He, however, advised the Federal Government not to procure vaccines that the country lacked the facility to store.
Tomori said procuring a vaccine that would be difficult to store in Nigeria would be like adding to the problem of the pandemic in the country.
He said, “There are three or four different types of vaccines at the moment; there is the one from Pfizer that must be stored at -70°C; Moderna vaccine must be stored at -20°C and there are others that can be stored at fridge temperature.”
Number of people infected will determine vaccination coverage needed – Tomori
Commenting on the coverage of vaccination needed by the country, he stated, “The coverage will depend on the purpose and the vaccine. For Yellow fever, we asked for something about 80 per cent coverage, but for COVID-19 we don’t know the duration of the immunity. Yellow fever, for example, when you get the vaccine, you get it almost for life. But for COVID-19, nobody knows how long the immunity of the vaccine will last.
“People have talked about covering 60 per cent of the population. The 20 per cent we are getting from Coarvex will not solve our problem. The answer to say is that we don’t know; it depends on the epidemiology of the disease in a country, the number of people infected and have recovered.”
Also, a professor of Virology at the College of Medicine, Ibadan, Prof. Georgina Odaibo, said the Federal Government must build an effective work plan to ensure proper handling and application of the vaccine.
Odaibo said, “A national body will have to handle the distribution and determine issues around it. I think that the body that is responsible for the distribution of vaccines should handle that. I don’t know the nature and capacity of storage that they have everywhere across the country.
“For me, adherence to COVID-19 protocols is number one. Even if you bring vaccine today, you cannot immunise everybody. It would take time before it goes round. It will be good for people to ensure that we practise what we know works – use of face masks, wash your hands and engage in physical distancing. It is very clear, if you practise those things, you would not need to rush for vaccines.
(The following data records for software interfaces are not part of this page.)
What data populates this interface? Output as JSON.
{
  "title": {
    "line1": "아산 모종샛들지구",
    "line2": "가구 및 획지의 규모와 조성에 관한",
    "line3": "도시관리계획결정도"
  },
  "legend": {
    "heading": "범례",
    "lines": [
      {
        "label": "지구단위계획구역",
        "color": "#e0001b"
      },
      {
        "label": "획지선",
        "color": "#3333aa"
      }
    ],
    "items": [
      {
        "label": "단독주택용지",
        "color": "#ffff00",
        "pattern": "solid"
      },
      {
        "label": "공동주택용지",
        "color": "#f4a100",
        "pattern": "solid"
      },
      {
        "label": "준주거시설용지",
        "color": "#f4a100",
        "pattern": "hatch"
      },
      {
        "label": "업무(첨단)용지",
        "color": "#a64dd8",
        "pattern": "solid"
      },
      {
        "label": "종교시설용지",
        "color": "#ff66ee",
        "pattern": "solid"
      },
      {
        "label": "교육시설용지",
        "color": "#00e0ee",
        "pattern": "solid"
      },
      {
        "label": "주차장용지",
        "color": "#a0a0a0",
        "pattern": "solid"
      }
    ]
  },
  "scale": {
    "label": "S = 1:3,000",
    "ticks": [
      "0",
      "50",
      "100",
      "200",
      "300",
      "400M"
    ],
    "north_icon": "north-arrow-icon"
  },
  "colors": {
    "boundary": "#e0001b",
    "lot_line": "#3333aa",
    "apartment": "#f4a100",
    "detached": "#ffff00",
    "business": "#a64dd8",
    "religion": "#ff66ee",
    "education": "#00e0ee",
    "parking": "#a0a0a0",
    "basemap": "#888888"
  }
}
We should know that it is not immediately the vaccines are imported that they would go round.”
On his part, another Professor of Virology, Department of Virology, University of Ibadan, Prof. David Olaleye, in an interview with The PUNCH, said, “The Primary Healthcare Development Agency handles the procurement, storage, distribution and utilisation of vaccines.
“Neither vaccine nor lockdown is the absolute answer to overcoming COVID-19. The strong recommendation is the non-pharmaceutical approaches such as hand washing, wearing of face masks, use of hand sanitisers and physical distancing. If you are vaccinated today, it will not work the same day.
“At the end of the day, we still need to go back to the protection strategies. Vaccination is not a substitute for prevention strategies. The best vaccine today is prevention. Hand hygiene, face covering and physical distancing are the most effective ways of preventing the spread of COVID-19.”
SGF, Minister of Health, others may take vaccine first to boost confidence
The PTF chairman, who is also the Secretary to the Government of the Federation, Boss Mustapha, and Minister of Health, Osagie Ehanire, may be part of the nation’s strategic leaders that will be part of those to be vaccinated first when COVID-19 vaccine arrives Nigeria later in the month.
The Executive Director of the NPHCDA, Shuaib, has also offered to take the vaccine in public to prove to Nigerians that it is safe.
Shuaib had at a press briefing of PTF on Tuesday said in administering the vaccine, priority would be given to frontline health workers, first responders (security), and strategic country leadership among others.
In an interview with one of our correspondents on Wednesday, he shed more light on those that formed “strategic country leadership” that will form part of those to be vaccinated first.
The NPHCDA boss said the idea was that those in the forefront of the fight to curtail the virus would be part of those to be vaccinated first in order to boost the confidence of Nigerians.
He said, “When we talked about strategic leaders, we are talking about people like the chairman of the PTF, the Minister of Health and others.